Under the hood of the Dokker Stepway, depending on market, can be found a smallish but modern 1.2 TCe turbocharged unit boasting 115 hp or the ubiquitous 1.5 dCI diesel with two power levels: 75 and 90 hp. We had the latter one and we fully recommend it because it has the same average consumption as the smaller unit and feels livelier thanks to the small hp and torque boost. Those will come in handy especially when the Dokker is fully loaded, because at that point you actually feel the need for the feistier 1.6 dCI unit found under the Renault hoods. Unfortunately for now the Dacia brand only gets the older, sturdier 1.5 dCI – which has been constantly refined to the point you’ll forget the Dokker Stepway is actually a commercial vehicle at heart. If there’s one aspect Dacia doesn’t feel cheap it’s here – the ride comfort and interior NVH (noise, vibration, harshness) levels rival any other offering in the segment from established competitors.

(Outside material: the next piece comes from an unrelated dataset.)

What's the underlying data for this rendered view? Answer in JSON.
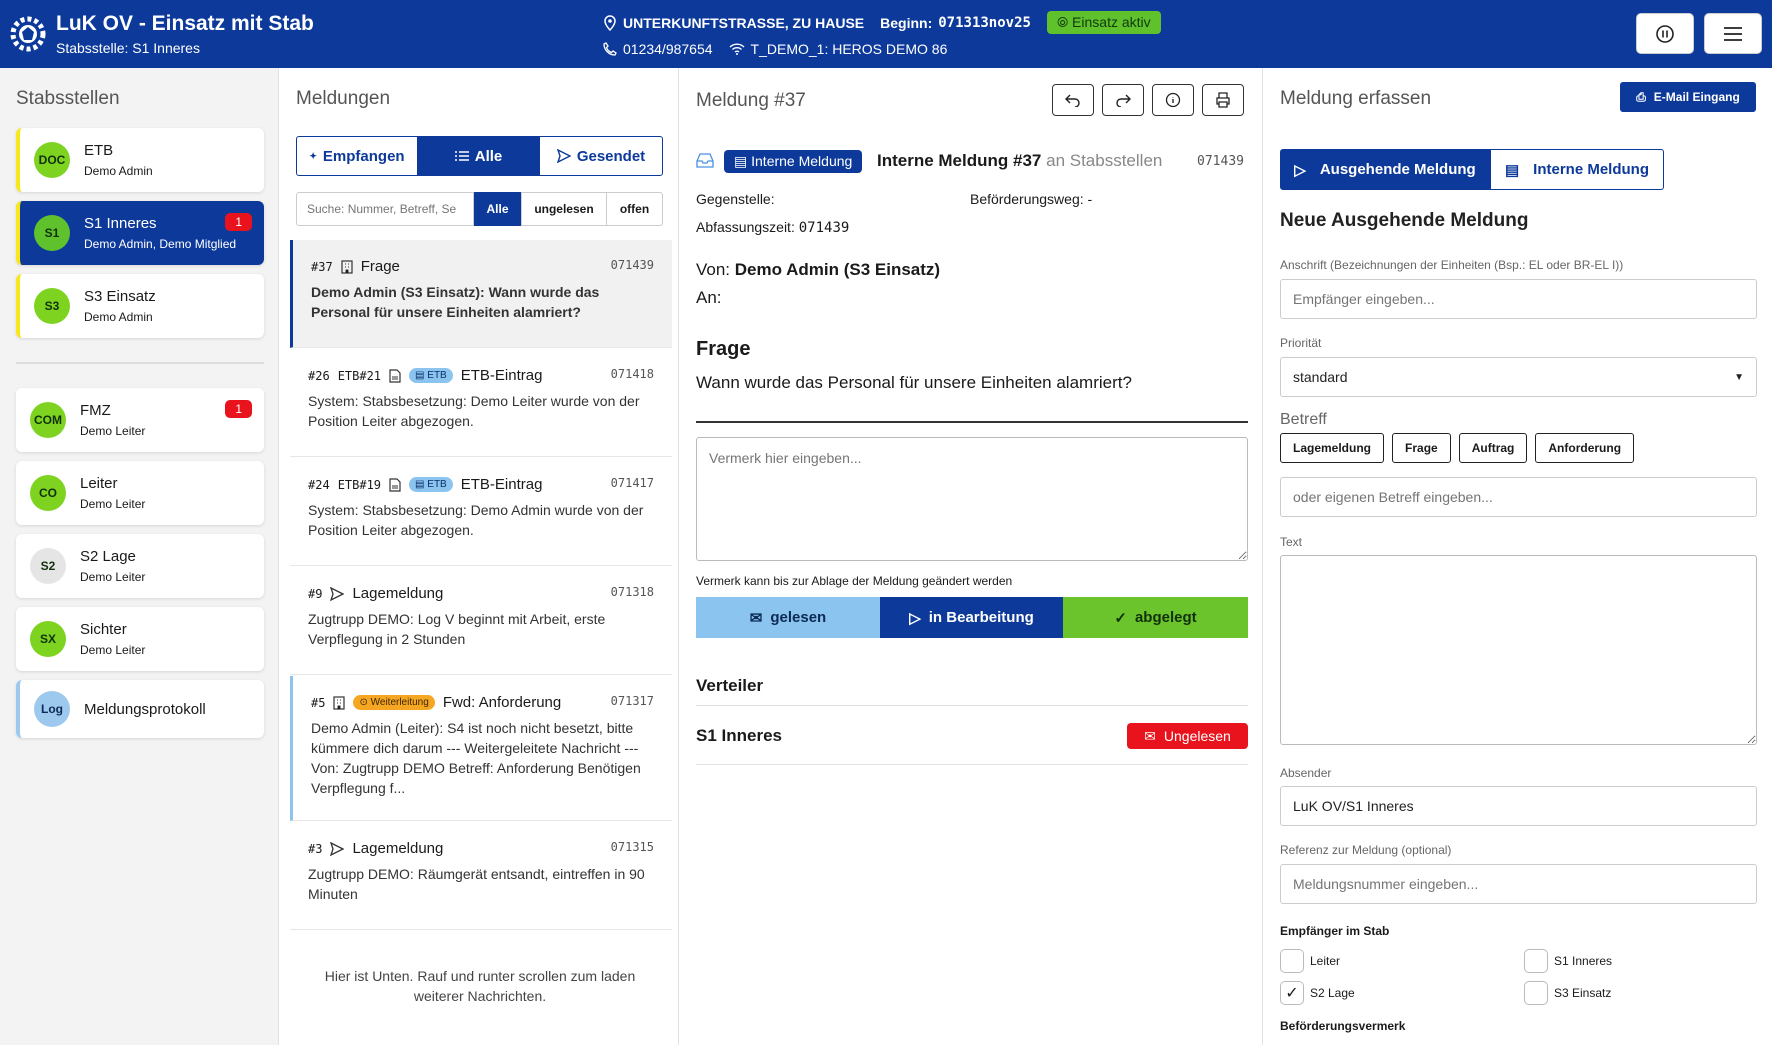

The suspension setting makes a good compromise between the need to offer a stable ride – we have here a vehicle 1814 mm tall – and its capacity to load up weighted stuff. The steering input is also good – the Dokker feels as nimble as a Sandero Stepway and also drives exactly like one. One thing we’re hoping Dacia will change with its next generation is the old Renault gearbox – it has short inputs but also a tendency to rasp the gears – especially if you’re in a hurry to back up. Don’t expect the Dokker to feel like a compact hatchback – it’s clearly a van that will treat you like you’re in a yacht when approaching bends too fast. Another important aspect to note, safety is not in the cheap league – you have four airbags, ABS+EBD, ESP and Hill Assist and even a tire pressure monitoring system. Since we’re dealing with a family oriented model, the Isofix child restraint system is also here.

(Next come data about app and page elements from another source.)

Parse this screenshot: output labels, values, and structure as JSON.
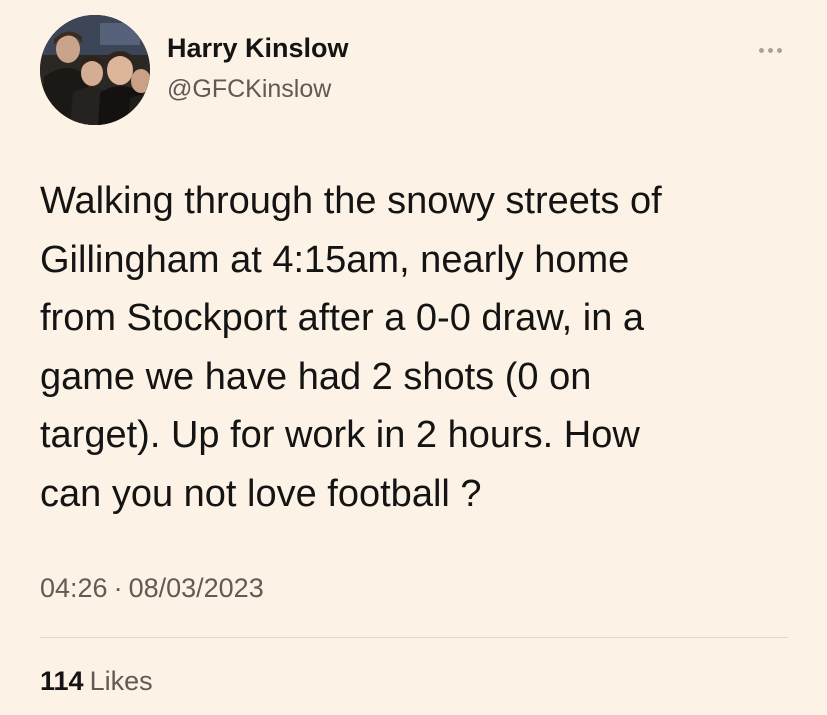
{
  "author": {
    "display_name": "Harry Kinslow",
    "handle": "@GFCKinslow",
    "avatar_icon": "profile-photo"
  },
  "menu": {
    "icon": "more-horizontal-icon"
  },
  "tweet": {
    "text": "Walking through the snowy streets of\nGillingham at 4:15am, nearly home\nfrom Stockport after a 0-0 draw, in a\ngame we have had 2 shots (0 on\ntarget). Up for work in 2 hours. How\ncan you not love football ?",
    "time": "04:26",
    "separator": "·",
    "date": "08/03/2023"
  },
  "stats": {
    "likes_count": "114",
    "likes_label": "Likes"
  },
  "colors": {
    "background": "#fcf2e5",
    "text": "#141414",
    "secondary_text": "#615b55",
    "divider": "#e3d7c8"
  }
}
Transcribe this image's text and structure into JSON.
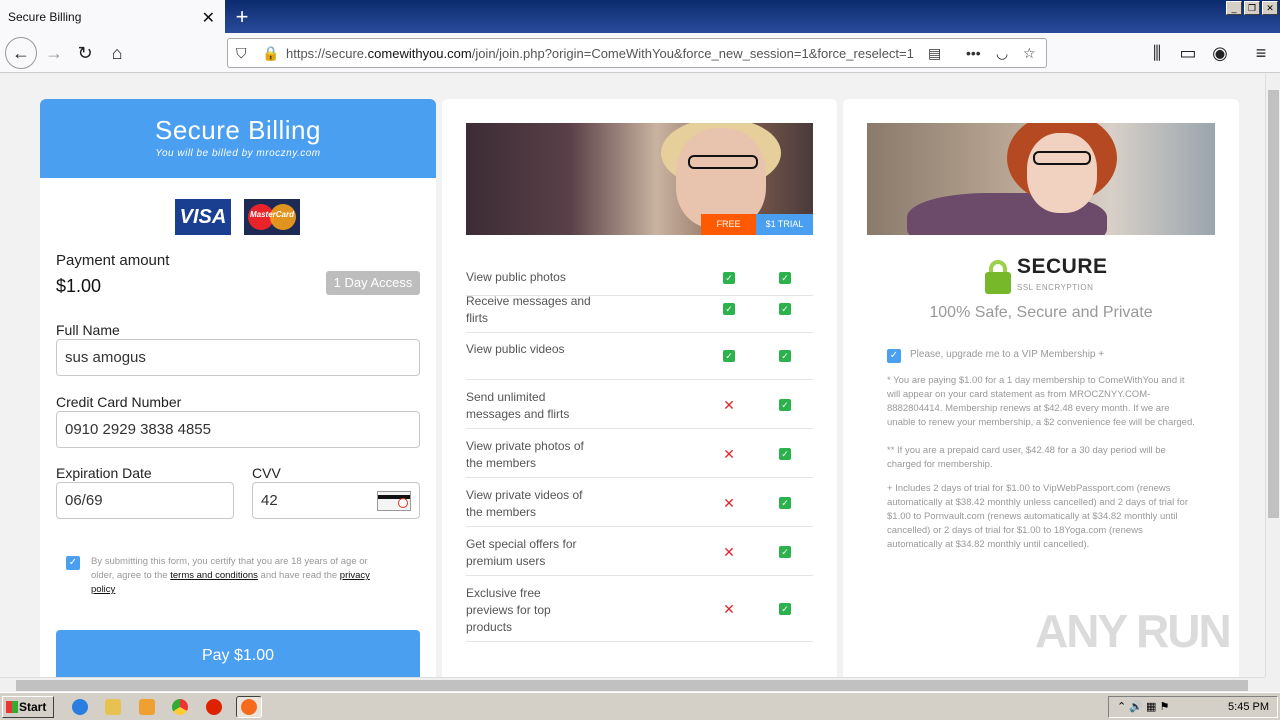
{
  "browser": {
    "tab_title": "Secure Billing",
    "url_prefix": "https://secure.",
    "url_domain": "comewithyou.com",
    "url_rest": "/join/join.php?origin=ComeWithYou&force_new_session=1&force_reselect=1"
  },
  "billing": {
    "title": "Secure Billing",
    "subtitle": "You will be billed by mroczny.com",
    "visa": "VISA",
    "mastercard": "MasterCard",
    "payment_label": "Payment amount",
    "amount": "$1.00",
    "access": "1 Day Access",
    "full_name_label": "Full Name",
    "full_name": "sus amogus",
    "cc_label": "Credit Card Number",
    "cc": "0910 2929 3838 4855",
    "exp_label": "Expiration Date",
    "exp": "06/69",
    "cvv_label": "CVV",
    "cvv": "42",
    "terms_pre": "By submitting this form, you certify that you are 18 years of age or older, agree to the ",
    "terms_link": "terms and conditions",
    "terms_mid": " and have read the ",
    "privacy_link": "privacy policy",
    "pay": "Pay $1.00"
  },
  "compare": {
    "free": "FREE",
    "trial": "$1 TRIAL",
    "features": [
      {
        "label": "View public photos",
        "free": true,
        "trial": true
      },
      {
        "label": "Receive messages and flirts",
        "free": true,
        "trial": true
      },
      {
        "label": "View public videos",
        "free": true,
        "trial": true
      },
      {
        "label": "Send unlimited messages and flirts",
        "free": false,
        "trial": true
      },
      {
        "label": "View private photos of the members",
        "free": false,
        "trial": true
      },
      {
        "label": "View private videos of the members",
        "free": false,
        "trial": true
      },
      {
        "label": "Get special offers for premium users",
        "free": false,
        "trial": true
      },
      {
        "label": "Exclusive free previews for top products",
        "free": false,
        "trial": true
      }
    ]
  },
  "security": {
    "secure": "SECURE",
    "ssl": "SSL ENCRYPTION",
    "safe": "100% Safe, Secure and Private",
    "vip": "Please, upgrade me to a VIP Membership +",
    "note1": "* You are paying $1.00 for a 1 day membership to ComeWithYou and it will appear on your card statement as from MROCZNYY.COM-8882804414. Membership renews at $42.48 every month. If we are unable to renew your membership, a $2 convenience fee will be charged.",
    "note2": "** If you are a prepaid card user, $42.48 for a 30 day period will be charged for membership.",
    "note3": "+ Includes 2 days of trial for $1.00 to VipWebPassport.com (renews automatically at $38.42 monthly unless cancelled) and 2 days of trial for $1.00 to Pornvault.com (renews automatically at $34.82 monthly until cancelled) or 2 days of trial for $1.00 to 18Yoga.com (renews automatically at $34.82 monthly until cancelled)."
  },
  "watermark": "ANY RUN",
  "taskbar": {
    "start": "Start",
    "time": "5:45 PM"
  }
}
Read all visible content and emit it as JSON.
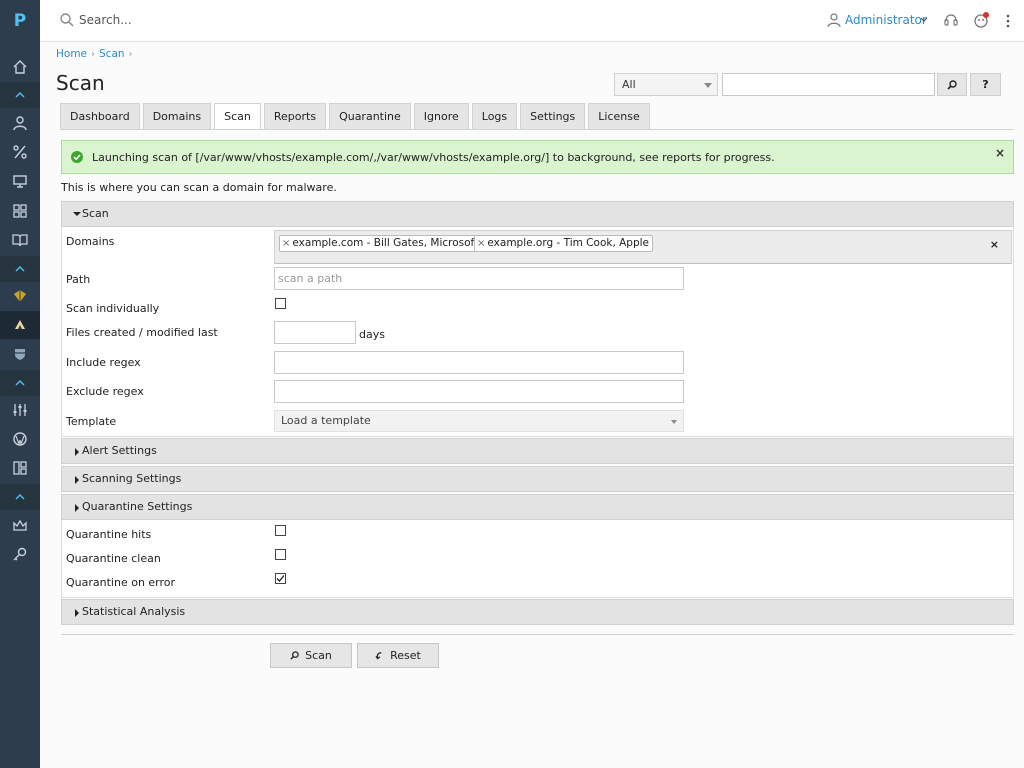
{
  "sidebar": {
    "logo": "P",
    "items": [
      {
        "name": "home-icon"
      },
      {
        "name": "user-icon"
      },
      {
        "name": "percent-icon"
      },
      {
        "name": "monitor-icon"
      },
      {
        "name": "apps-icon"
      },
      {
        "name": "book-icon"
      },
      {
        "name": "extension-a-icon"
      },
      {
        "name": "extension-b-icon"
      },
      {
        "name": "extension-c-icon"
      },
      {
        "name": "sliders-icon"
      },
      {
        "name": "wordpress-icon"
      },
      {
        "name": "layout-icon"
      },
      {
        "name": "crown-icon"
      },
      {
        "name": "key-icon"
      }
    ]
  },
  "topbar": {
    "search_placeholder": "Search...",
    "user": "Administrator"
  },
  "breadcrumb": [
    "Home",
    "Scan"
  ],
  "page_title": "Scan",
  "top_filter": {
    "select_value": "All",
    "input_value": "",
    "help_label": "?"
  },
  "tabs": [
    "Dashboard",
    "Domains",
    "Scan",
    "Reports",
    "Quarantine",
    "Ignore",
    "Logs",
    "Settings",
    "License"
  ],
  "active_tab": "Scan",
  "alert": {
    "text": "Launching scan of [/var/www/vhosts/example.com/,/var/www/vhosts/example.org/] to background, see reports for progress.",
    "close": "×",
    "color": "#d9f4cf"
  },
  "intro": "This is where you can scan a domain for malware.",
  "scan_section": {
    "title": "Scan",
    "fields": {
      "domains_label": "Domains",
      "domains": [
        "example.com - Bill Gates, Microsoft",
        "example.org - Tim Cook, Apple"
      ],
      "domains_clear": "×",
      "tag_remove": "×",
      "path_label": "Path",
      "path_placeholder": "scan a path",
      "scan_individually_label": "Scan individually",
      "scan_individually_checked": false,
      "files_modified_label": "Files created / modified last",
      "files_modified_value": "",
      "days_label": "days",
      "include_regex_label": "Include regex",
      "exclude_regex_label": "Exclude regex",
      "template_label": "Template",
      "template_value": "Load a template"
    }
  },
  "alert_settings": {
    "title": "Alert Settings"
  },
  "scanning_settings": {
    "title": "Scanning Settings"
  },
  "quarantine_settings": {
    "title": "Quarantine Settings",
    "hits_label": "Quarantine hits",
    "hits_checked": false,
    "clean_label": "Quarantine clean",
    "clean_checked": false,
    "error_label": "Quarantine on error",
    "error_checked": true
  },
  "statistical_analysis": {
    "title": "Statistical Analysis"
  },
  "actions": {
    "scan": "Scan",
    "reset": "Reset"
  },
  "colors": {
    "sidebar_bg": "#2e3d4e",
    "link": "#2d8ac7",
    "alert_bg": "#d9f4cf"
  }
}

Performance isn’t something to write home about, with a dry weight of 1,300 kg and just 90 hp and 200 Nm of maximum torque: the sprint to 62 mph (100 km/h) will take more than 13 seconds and the maximum speed is of just a tad over 100 miles per hour (163 km/h). The tested model didn’t have it yet, but the Start/Stop technology is also coming to the Dacia brand and to the Dokker Stepway in particular. Until then, the city mileage figures aren’t spectacular – the model has a big front end so aerodynamics aren’t its strength. While Dacia boasts a 4,2 liter average fuel consumption we were nowhere near, even after a major ride out of town. With a five-speed manual gearbox, you’re going to post even worse mileage if you go at highway speeds – though at least the model comes standard with a speed control/limiter function.
Pro: exterior design – the Dokker Stepway stands out among the other models in the segment. The interior space is great for the dimensions, five persons will enjoy comfortable long rides. The trunk is also humongous. The trialed and tested diesel engine is very silent and delivers according to its credentials.
Against: Dacia is a low cost brand and that’s obvious inside the cabin – hard black plastics and the infotainment system is rather dated. Five speed manual does what it can but doesn’t favor fuel consumption when long-hauling.
Starting price – Dacia Dokker Stepway 1.2 TCe 115 – 13,050 EUR
Tested Version – Dacia Dokker Stepway 1.5 dCI 90 – 13,950 EUR
Engine: 1.5L four cylinder, diesel, direct injection, turbo, intercooler (1461 cc)
Power: 90 HP (66 kW) at 3750 rpm
Torque: 200 Nm at 1,750 rpm
Transmission: 5-speed manual / 4×2
Dimensions: length – 4,388 mm, width – 1,767 mm, height – 1,814 mm, wheelbase – 2,810 mm
Fuel Tank Capacity: 50 L
Trunk Capacity: 800 / 3000 liters
Weight: 1302 kg